(Website and app data records)
-- Opening Marker --
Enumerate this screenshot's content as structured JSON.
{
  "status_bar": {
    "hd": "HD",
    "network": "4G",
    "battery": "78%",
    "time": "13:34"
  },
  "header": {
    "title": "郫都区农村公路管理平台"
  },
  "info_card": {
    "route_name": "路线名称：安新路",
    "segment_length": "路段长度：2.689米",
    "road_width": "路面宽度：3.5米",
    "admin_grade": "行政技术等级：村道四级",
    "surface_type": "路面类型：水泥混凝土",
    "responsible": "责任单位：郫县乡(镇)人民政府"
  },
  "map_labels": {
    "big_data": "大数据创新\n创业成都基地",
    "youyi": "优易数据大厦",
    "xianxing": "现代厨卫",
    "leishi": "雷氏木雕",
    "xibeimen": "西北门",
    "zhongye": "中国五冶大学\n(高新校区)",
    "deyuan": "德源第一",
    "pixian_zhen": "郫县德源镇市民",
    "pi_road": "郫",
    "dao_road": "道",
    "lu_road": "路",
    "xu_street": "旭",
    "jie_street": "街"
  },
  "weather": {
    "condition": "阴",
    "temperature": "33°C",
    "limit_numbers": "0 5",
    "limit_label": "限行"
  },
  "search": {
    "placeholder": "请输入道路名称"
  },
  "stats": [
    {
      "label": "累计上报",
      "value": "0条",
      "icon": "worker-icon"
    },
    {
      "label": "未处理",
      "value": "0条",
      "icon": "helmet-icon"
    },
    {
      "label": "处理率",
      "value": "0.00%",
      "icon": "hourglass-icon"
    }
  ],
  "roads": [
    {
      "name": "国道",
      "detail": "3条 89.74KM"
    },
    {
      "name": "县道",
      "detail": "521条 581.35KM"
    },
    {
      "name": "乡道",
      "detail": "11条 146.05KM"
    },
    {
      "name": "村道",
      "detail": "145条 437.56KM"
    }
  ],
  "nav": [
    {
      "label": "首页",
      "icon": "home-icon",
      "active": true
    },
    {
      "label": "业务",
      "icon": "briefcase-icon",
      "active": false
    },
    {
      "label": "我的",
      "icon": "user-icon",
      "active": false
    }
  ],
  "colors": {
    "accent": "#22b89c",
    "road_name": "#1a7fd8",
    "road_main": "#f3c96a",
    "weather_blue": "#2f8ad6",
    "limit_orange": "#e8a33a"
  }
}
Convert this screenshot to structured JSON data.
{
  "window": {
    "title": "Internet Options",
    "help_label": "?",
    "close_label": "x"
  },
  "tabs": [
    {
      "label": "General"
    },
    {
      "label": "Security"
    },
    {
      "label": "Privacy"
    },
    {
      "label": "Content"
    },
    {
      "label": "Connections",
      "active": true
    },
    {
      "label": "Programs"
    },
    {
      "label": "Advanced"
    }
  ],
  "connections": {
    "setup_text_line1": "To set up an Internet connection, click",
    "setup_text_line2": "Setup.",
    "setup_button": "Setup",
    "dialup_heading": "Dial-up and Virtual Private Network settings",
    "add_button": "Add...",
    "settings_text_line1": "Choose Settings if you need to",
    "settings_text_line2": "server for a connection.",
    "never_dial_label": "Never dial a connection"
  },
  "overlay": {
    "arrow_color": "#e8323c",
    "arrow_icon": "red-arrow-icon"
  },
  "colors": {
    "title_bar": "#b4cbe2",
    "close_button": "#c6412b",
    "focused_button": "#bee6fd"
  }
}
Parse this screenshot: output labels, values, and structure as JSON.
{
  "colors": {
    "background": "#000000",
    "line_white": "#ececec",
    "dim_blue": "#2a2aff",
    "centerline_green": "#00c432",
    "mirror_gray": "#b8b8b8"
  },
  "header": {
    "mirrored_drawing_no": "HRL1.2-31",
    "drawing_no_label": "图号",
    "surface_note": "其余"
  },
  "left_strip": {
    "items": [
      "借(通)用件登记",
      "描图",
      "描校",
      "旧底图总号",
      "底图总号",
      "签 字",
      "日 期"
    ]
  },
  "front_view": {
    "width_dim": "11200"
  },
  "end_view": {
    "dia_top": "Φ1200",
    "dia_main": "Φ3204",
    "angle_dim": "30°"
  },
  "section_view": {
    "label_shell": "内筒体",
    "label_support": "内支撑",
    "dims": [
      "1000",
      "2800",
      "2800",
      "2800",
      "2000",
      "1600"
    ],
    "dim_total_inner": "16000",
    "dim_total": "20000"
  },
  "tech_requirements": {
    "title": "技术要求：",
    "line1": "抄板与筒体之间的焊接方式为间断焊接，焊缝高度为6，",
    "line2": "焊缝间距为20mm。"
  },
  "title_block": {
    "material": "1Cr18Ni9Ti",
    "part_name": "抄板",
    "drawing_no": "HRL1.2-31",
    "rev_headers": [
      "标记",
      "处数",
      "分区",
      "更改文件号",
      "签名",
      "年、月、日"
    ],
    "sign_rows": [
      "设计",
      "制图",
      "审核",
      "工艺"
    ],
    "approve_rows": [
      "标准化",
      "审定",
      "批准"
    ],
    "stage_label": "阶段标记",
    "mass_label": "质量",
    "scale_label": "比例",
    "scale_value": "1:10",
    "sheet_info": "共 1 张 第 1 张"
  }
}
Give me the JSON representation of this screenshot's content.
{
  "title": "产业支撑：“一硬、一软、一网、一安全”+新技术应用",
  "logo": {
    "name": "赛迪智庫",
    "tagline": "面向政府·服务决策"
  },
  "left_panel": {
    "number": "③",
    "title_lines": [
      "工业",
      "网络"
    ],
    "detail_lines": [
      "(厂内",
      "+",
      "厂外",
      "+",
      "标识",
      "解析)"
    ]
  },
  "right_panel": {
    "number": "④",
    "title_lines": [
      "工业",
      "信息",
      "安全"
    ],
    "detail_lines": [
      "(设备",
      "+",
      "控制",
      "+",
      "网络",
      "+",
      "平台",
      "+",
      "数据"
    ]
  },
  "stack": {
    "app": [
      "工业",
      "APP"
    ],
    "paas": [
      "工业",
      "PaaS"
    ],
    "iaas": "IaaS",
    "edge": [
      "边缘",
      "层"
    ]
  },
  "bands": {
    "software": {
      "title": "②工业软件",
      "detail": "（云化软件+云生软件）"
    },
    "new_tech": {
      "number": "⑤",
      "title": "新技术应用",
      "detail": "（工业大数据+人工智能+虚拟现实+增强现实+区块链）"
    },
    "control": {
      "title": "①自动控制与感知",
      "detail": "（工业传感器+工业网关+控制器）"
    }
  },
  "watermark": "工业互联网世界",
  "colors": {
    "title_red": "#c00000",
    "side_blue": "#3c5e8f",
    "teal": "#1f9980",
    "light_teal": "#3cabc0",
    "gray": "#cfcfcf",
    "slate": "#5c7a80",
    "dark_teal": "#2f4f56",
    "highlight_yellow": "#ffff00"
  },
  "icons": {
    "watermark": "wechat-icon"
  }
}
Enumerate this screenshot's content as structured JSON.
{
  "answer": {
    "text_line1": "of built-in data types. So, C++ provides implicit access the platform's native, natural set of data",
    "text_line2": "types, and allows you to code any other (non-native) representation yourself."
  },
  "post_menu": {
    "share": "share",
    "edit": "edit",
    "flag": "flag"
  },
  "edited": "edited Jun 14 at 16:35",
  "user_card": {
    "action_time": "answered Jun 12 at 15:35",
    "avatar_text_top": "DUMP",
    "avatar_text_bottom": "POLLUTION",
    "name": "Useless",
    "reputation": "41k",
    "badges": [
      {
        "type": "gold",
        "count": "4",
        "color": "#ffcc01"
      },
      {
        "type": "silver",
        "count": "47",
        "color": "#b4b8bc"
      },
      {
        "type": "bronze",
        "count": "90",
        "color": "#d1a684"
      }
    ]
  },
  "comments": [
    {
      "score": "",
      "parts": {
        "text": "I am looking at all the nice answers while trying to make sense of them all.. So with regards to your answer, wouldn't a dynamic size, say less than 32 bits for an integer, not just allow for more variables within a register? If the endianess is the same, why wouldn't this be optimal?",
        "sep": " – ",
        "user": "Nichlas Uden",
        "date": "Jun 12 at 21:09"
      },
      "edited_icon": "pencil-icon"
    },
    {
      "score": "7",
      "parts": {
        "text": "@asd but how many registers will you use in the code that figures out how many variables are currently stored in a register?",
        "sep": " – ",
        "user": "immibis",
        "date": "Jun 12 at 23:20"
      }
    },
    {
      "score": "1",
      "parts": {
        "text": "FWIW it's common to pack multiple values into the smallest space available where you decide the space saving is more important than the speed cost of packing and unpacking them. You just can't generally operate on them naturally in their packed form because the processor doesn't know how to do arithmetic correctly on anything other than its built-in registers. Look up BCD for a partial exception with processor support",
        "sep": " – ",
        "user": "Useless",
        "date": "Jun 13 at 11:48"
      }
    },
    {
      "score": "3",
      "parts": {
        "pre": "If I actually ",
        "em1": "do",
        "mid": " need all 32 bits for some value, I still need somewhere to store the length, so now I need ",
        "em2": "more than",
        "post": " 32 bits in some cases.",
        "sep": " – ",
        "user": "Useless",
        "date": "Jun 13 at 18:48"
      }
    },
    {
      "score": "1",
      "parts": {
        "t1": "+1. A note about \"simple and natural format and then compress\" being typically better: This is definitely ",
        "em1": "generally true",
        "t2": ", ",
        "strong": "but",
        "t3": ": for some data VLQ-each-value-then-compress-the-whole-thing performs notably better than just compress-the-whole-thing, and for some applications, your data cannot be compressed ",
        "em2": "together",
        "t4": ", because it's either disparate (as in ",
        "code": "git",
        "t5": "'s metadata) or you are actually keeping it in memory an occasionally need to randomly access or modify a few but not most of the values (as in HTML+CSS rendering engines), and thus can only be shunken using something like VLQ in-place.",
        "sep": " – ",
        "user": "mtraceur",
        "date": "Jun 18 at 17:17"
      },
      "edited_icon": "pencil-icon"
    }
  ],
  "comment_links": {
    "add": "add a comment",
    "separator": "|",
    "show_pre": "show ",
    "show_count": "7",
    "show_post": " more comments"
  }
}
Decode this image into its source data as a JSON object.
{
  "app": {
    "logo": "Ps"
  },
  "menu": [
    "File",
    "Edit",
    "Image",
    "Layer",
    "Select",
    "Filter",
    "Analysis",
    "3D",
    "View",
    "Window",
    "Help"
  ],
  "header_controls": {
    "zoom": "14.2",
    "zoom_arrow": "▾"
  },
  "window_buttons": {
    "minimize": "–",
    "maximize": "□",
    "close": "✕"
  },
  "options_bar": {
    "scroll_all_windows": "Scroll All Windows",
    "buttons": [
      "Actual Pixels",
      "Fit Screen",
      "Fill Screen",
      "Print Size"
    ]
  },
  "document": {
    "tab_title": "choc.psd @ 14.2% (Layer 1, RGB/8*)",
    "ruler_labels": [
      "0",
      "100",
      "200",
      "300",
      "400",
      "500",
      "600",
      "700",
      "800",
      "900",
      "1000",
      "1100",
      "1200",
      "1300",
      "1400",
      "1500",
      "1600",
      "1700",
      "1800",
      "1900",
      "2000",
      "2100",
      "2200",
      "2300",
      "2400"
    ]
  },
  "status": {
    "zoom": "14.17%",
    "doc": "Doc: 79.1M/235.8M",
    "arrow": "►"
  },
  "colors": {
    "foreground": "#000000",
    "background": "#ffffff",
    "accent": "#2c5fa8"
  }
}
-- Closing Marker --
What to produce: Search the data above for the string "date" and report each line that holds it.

Answer to the exercise:
        "date": "Jun 12 at 21:09"
        "date": "Jun 12 at 23:20"
        "date": "Jun 13 at 11:48"
        "date": "Jun 13 at 18:48"
        "date": "Jun 18 at 17:17"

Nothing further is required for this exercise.